**THE DATA**

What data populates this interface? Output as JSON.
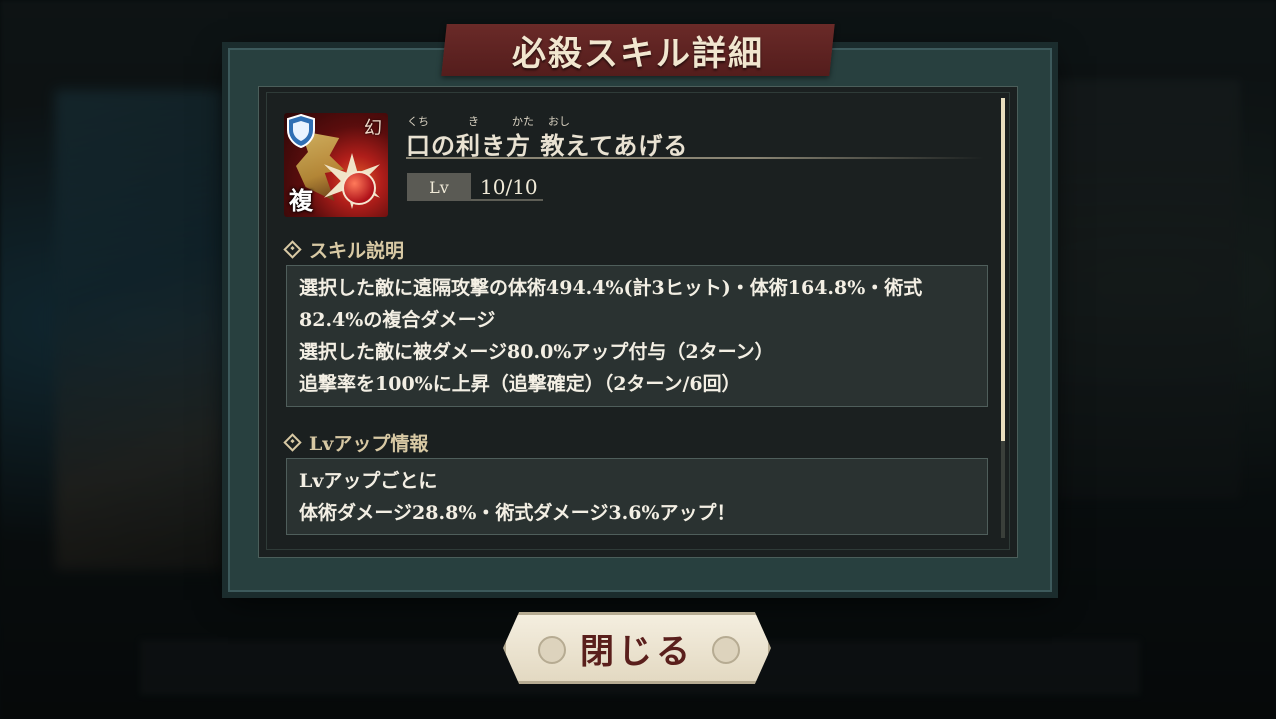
{
  "dialog": {
    "title": "必殺スキル詳細",
    "close_label": "閉じる"
  },
  "skill": {
    "name": "口の利き方 教えてあげる",
    "furigana": {
      "kuchi": "くち",
      "ki": "き",
      "kata": "かた",
      "oshi": "おし"
    },
    "icon_badge": "複",
    "icon_corner": "幻",
    "level_label": "Lv",
    "level_value": "10/10"
  },
  "sections": {
    "description": {
      "header": "スキル説明",
      "lines": [
        "選択した敵に遠隔攻撃の体術494.4%(計3ヒット)・体術164.8%・術式",
        "82.4%の複合ダメージ",
        "選択した敵に被ダメージ80.0%アップ付与（2ターン）",
        "追撃率を100%に上昇（追撃確定）（2ターン/6回）"
      ]
    },
    "levelup": {
      "header": "Lvアップ情報",
      "lines": [
        "Lvアップごとに",
        "体術ダメージ28.8%・術式ダメージ3.6%アップ！"
      ]
    }
  },
  "icons": {
    "section_marker": "diamond-icon",
    "skill_type": "shield-icon"
  },
  "colors": {
    "title_ribbon": "#6a2a28",
    "panel_bg": "#1b2020",
    "text": "#f3efe4",
    "section_header": "#d8c9a4",
    "close_text": "#5a1f1c"
  },
  "scroll": {
    "visible_fraction": 0.78
  }
}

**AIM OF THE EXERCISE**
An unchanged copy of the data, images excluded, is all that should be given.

**TASK SOLUTION**
What data populates this interface? Output as JSON.
{
  "dialog": {
    "title": "必殺スキル詳細",
    "close_label": "閉じる"
  },
  "skill": {
    "name": "口の利き方 教えてあげる",
    "furigana": {
      "kuchi": "くち",
      "ki": "き",
      "kata": "かた",
      "oshi": "おし"
    },
    "icon_badge": "複",
    "icon_corner": "幻",
    "level_label": "Lv",
    "level_value": "10/10"
  },
  "sections": {
    "description": {
      "header": "スキル説明",
      "lines": [
        "選択した敵に遠隔攻撃の体術494.4%(計3ヒット)・体術164.8%・術式",
        "82.4%の複合ダメージ",
        "選択した敵に被ダメージ80.0%アップ付与（2ターン）",
        "追撃率を100%に上昇（追撃確定）（2ターン/6回）"
      ]
    },
    "levelup": {
      "header": "Lvアップ情報",
      "lines": [
        "Lvアップごとに",
        "体術ダメージ28.8%・術式ダメージ3.6%アップ！"
      ]
    }
  },
  "icons": {
    "section_marker": "diamond-icon",
    "skill_type": "shield-icon"
  },
  "colors": {
    "title_ribbon": "#6a2a28",
    "panel_bg": "#1b2020",
    "text": "#f3efe4",
    "section_header": "#d8c9a4",
    "close_text": "#5a1f1c"
  },
  "scroll": {
    "visible_fraction": 0.78
  }
}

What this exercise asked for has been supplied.